**Your instructions:**
Your reply should be made up of every line in the records below that holds the string "true".

**Data section:**
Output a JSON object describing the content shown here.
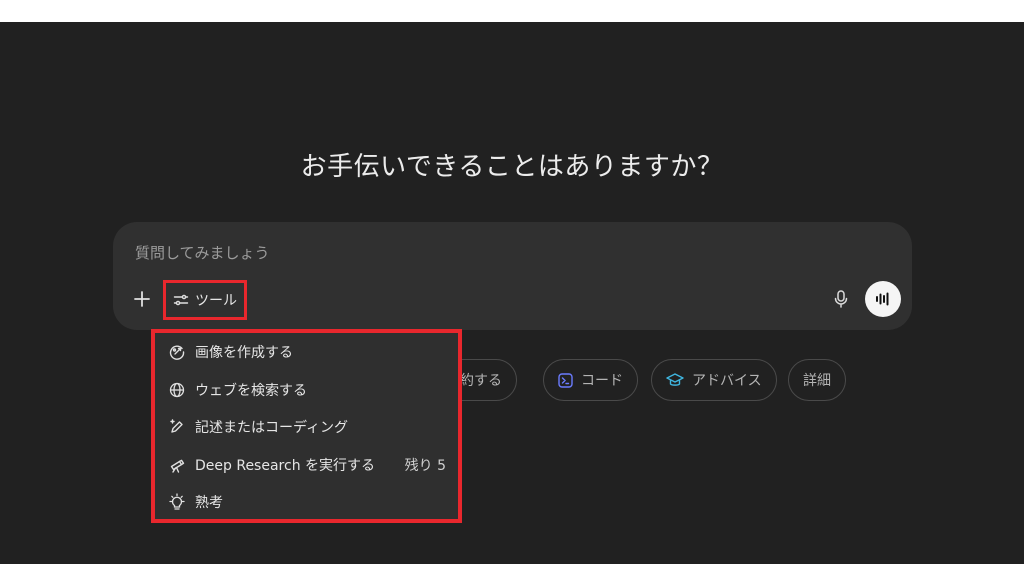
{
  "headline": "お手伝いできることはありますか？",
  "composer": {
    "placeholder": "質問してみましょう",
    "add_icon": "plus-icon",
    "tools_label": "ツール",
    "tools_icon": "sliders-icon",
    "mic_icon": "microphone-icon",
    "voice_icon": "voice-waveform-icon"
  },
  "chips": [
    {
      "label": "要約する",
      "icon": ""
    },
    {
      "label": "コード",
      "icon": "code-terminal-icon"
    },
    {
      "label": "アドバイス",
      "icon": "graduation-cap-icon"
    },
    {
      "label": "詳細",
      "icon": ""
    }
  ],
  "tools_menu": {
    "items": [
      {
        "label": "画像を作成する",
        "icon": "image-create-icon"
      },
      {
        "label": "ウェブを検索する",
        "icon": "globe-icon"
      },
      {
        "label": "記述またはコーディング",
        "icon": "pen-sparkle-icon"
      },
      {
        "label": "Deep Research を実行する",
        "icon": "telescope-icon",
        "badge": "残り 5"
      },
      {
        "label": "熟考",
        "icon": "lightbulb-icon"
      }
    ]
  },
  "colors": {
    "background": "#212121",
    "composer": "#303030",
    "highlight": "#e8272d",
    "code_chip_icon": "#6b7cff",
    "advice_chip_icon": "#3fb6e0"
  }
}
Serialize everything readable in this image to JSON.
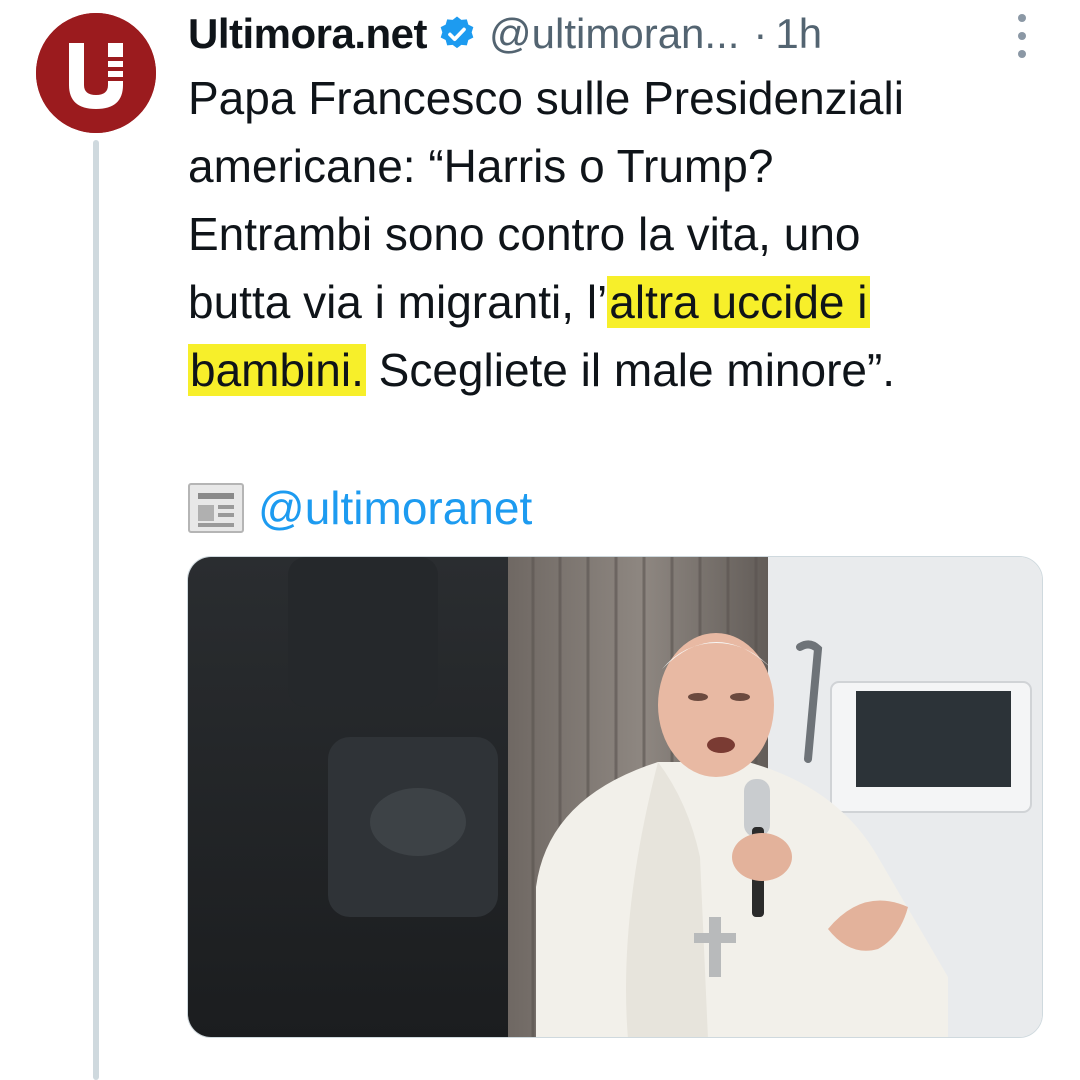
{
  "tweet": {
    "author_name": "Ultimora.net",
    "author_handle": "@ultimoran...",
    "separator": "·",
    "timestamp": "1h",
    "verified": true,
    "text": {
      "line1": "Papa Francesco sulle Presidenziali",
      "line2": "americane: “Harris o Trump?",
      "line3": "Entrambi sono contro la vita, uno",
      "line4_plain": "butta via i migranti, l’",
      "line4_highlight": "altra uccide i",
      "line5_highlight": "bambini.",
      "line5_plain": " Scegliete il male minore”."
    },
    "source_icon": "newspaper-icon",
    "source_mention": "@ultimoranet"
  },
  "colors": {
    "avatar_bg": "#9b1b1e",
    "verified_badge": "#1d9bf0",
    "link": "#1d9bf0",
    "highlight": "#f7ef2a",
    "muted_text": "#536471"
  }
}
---
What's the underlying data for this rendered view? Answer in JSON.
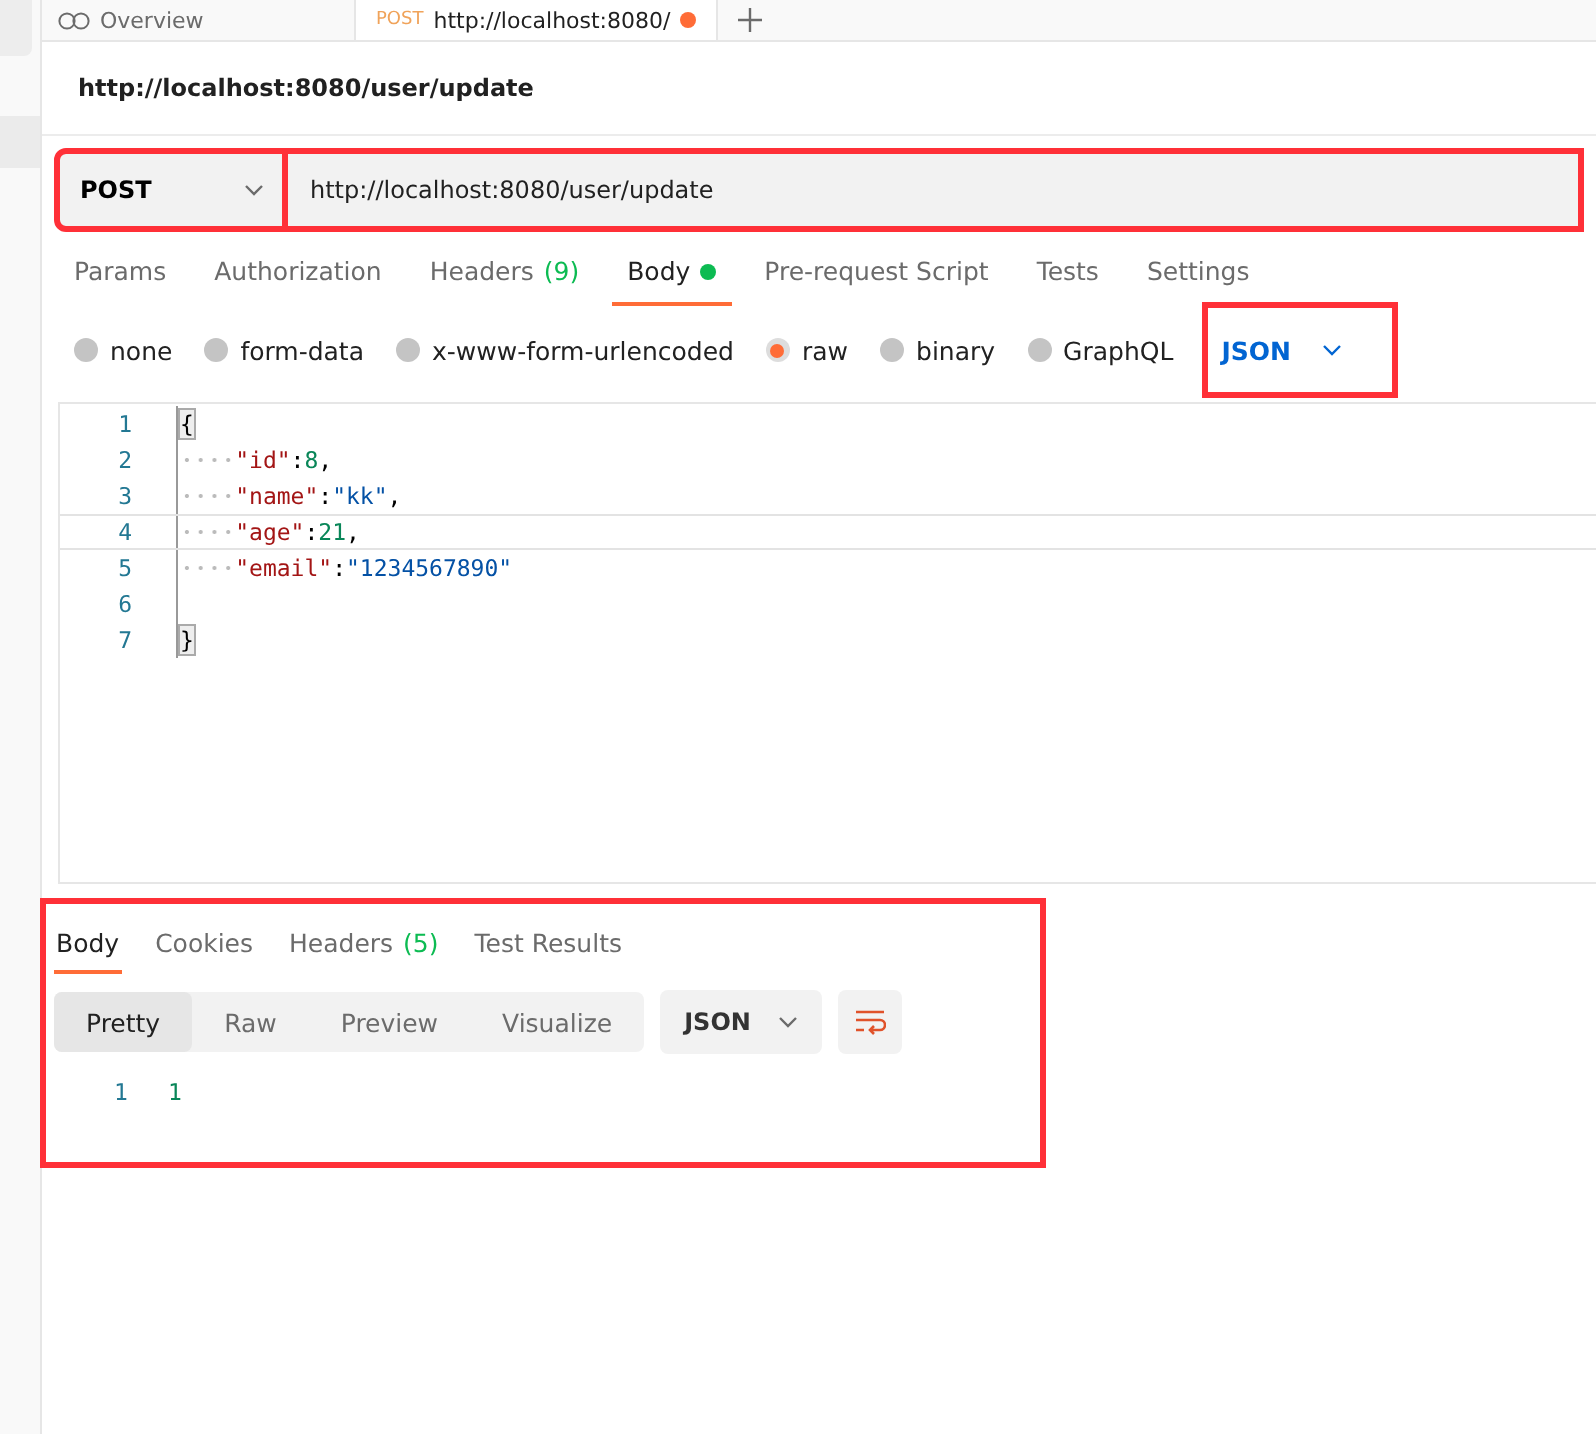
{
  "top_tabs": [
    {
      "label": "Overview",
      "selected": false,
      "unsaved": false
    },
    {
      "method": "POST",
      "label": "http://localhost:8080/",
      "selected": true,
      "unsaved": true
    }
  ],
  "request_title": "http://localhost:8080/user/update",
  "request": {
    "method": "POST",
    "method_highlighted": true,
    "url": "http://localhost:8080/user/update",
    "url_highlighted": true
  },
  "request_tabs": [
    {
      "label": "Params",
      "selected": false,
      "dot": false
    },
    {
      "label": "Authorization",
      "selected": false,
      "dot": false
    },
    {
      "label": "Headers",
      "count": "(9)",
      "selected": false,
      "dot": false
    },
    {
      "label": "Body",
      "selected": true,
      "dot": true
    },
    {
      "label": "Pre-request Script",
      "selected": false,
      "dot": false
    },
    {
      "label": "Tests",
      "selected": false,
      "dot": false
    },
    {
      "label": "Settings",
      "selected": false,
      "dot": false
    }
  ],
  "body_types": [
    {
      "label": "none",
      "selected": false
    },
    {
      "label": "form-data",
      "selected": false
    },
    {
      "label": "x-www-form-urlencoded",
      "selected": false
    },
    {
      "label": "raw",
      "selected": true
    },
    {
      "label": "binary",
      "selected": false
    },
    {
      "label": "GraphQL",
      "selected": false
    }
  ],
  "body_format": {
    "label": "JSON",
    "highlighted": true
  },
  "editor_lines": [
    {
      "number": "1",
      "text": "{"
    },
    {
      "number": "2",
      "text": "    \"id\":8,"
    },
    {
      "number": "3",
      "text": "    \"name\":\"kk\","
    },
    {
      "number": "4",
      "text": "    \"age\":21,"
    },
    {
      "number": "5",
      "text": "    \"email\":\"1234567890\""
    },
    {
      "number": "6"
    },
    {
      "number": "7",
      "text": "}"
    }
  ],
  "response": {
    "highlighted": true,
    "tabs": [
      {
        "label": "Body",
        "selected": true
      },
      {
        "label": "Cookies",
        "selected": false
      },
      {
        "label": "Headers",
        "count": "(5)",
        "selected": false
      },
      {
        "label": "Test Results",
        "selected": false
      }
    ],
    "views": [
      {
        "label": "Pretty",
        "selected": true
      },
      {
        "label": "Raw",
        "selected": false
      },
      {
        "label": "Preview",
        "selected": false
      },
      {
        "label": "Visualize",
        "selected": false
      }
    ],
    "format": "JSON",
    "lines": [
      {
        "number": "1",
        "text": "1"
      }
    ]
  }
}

**Reply:**
    "verified": true,
      "selected": true,
      "unsaved": true
    "method_highlighted": true,
    "url_highlighted": true
      "selected": true,
      "dot": true
      "selected": true
    "highlighted": true
    "highlighted": true,
        "selected": true
        "selected": true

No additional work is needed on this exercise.